NC Historical Records Online has created the GRITS system to enable rapid indexing of online documents. Index items can be people, places, or things, and each item can be tagged with additional information such as the reason they appear (e.g. juror), titles such as sheriff, or other personal attributes such as “negro girl” or “widow”.
To get started, please view our video or read the introduction. If you are interested in the benefits of using these system, please continue reading.
In the “olden” days before the internet, access to original records required a visit to the repository holding that document or book, or if you were lucky, you might have access to a microfilm copy at a local facility. To help both genealogical and historical researchers, dedicated individuals created abstracts and sometimes full transcriptions of various collections and published them as books and/or articles in local genealogical journals. A key component of these books was a comprehensive index, almost always with names if individuals but often times including place names, geographical features, and topics discussed.
In the internet age, records are typically indexed under the primary person(s) associated with that record, for example a person’s will or the grantee and grantors on a deed. This is commonly seen on large commercial sites like ancestry.com . A deed or will could easily contain a dozen or more names in addition to the primary person, so even though records with someones names are online, the only way to find it in these situations is to scan each original image. Some websites will provide full transcriptions, typically when the records are printed instead of handwritten, such as newspapers. These allow searching on the entire text which in many cases will find all those other names.

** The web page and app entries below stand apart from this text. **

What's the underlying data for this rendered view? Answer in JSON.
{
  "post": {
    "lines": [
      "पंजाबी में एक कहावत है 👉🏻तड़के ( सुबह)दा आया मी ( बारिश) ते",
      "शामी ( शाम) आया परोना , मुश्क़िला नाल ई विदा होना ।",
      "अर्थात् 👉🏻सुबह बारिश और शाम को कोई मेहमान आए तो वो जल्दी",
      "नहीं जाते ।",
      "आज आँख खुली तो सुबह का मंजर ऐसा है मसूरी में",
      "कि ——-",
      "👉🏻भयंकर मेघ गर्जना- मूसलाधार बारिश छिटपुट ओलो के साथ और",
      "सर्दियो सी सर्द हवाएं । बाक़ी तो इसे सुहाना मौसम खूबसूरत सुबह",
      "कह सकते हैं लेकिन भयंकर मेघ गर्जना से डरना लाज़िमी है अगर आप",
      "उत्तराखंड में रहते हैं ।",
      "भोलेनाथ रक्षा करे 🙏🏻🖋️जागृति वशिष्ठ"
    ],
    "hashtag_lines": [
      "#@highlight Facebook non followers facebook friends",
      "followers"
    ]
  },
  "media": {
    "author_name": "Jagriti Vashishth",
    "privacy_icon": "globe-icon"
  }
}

Computer searching is not without problems, primarily in returning too many false positives. For example, records mentioning enslaved people typically only a first name is given. Although you can search on first and last name, there isn’t a way to search on a first name without a last name, so you end up finding all people names James whether or not they have a last name listed. Another issue is if the last name is the same as a common word so if you are looking in court records for someone with the last name of Judge, you’re going to get hits on many pages and you have to look at each one to see if it is a name or the court official.
The book writers had the answer – a comprehensive index where a person decides what is a name and what is not. In cases with a first name only, those indexing books would put them all in a separate section marked as “no last name” or if it was clear sorted them under a category like “Slave” or “Negro”. A person could also easily tell the difference between David Judge and “the” Judge. One drawback of this type of index is there isn’t an easy way to provide additional information to help narrow down searches. Continuing with court records, suppose your ancestor is the sheriff. His name will appear in many types of records such as warrants, court minutes, and other reports. If they were the sheriff for many years, you could be looking at thousands of instances of that name, so finding records that specifically relate to your ancestor outside of those duties could be extremely time consuming.
To help with these issues, NCHRO has created the Genealogical Rapid Indexing and Tagging System (GRITS). It is specifically designed for indexing names, places, and things, and allowing any number of tags to be associated with that item. For example, if a records refers to “Sheriff John Brown”, the indexer can tag it as #sheriff John Brown so anyone searching can separate the sheriff records from the others. If a record refers to a “negro girl named Sally” then it can be tagged as #negro #girl Sally so not only can you search for the name Sally without a last name you can also search on negro and girl.